It´s nice to know that there are people out there actually reading my blog and waiting for the next entry! It gives me more motivation to write.
Today was our (Peace Corps trainees) third Dia de Practica. Courtney and I went to a lower income part of Guarambare called San Miguel to talk with people and learn more about their living situation. First we went to an asentamiento, which is a land that usually one person buys from the government or from a landowner for usually cheap, and then sells or apparently sometimes gives, several lots on the land to lower-income populations. They therefore become squatters on this land that they are given or that they buy with the central Parguayan government promise that the Ministry of Housing will build a house for free on their property. One family has been waiting a year for their house to be built and another family two years. Unfortunately for those with next to nothing, they have to build houses out of bamboo, sticks and plastic bags. Others are lucky enough to have brick.
The Dias de Practica are so frustrating because we are supposed to present a talk or facilitate some sort of awareness building about a need that the community we assess has. Courtney and I first learned about cobblestoning a dirt road, which we could not facilitate or help with b-c the leader of the project only asked us for money, and the second dia de practica we went to the city hall to learn about their department of culture. We hoped to help plan a festival for the beginning of August, but there is still not enough funding for the project.
It is hard to build sufficient relationships with people so that they feel comfortable with us coming to them to present new information or to somehow facilitate a session. We will keep sludging through and I will try to follow Courtney´s lead on enthusiasm. In exchange, I´ll translate into Spanish questions she has and supply her with John Legend tunes she left in the States.
The reason for the dias del practica is to prepare us for what our first few months in site will be like: we will be wandering around town probably looking for and asking about the needs the community has and where we can be of assistance. Unstructured and frustrating, but if you can do it, it says a lot about your initiative, patience and flexibility. When everyone else throws their hands up in the air helplessly, you keep moving forward with the awareness to address issues objectively and sensitively. Easier said than done.

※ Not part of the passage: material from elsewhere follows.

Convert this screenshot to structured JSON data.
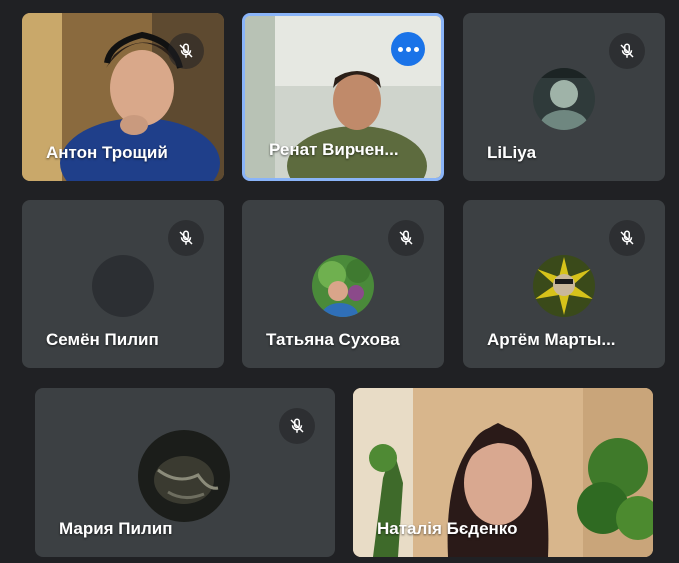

Much love, and for those that sent letters, it made my WEEK! The photos are hanging prominently in my room and I am super proud of how good-looking my family is.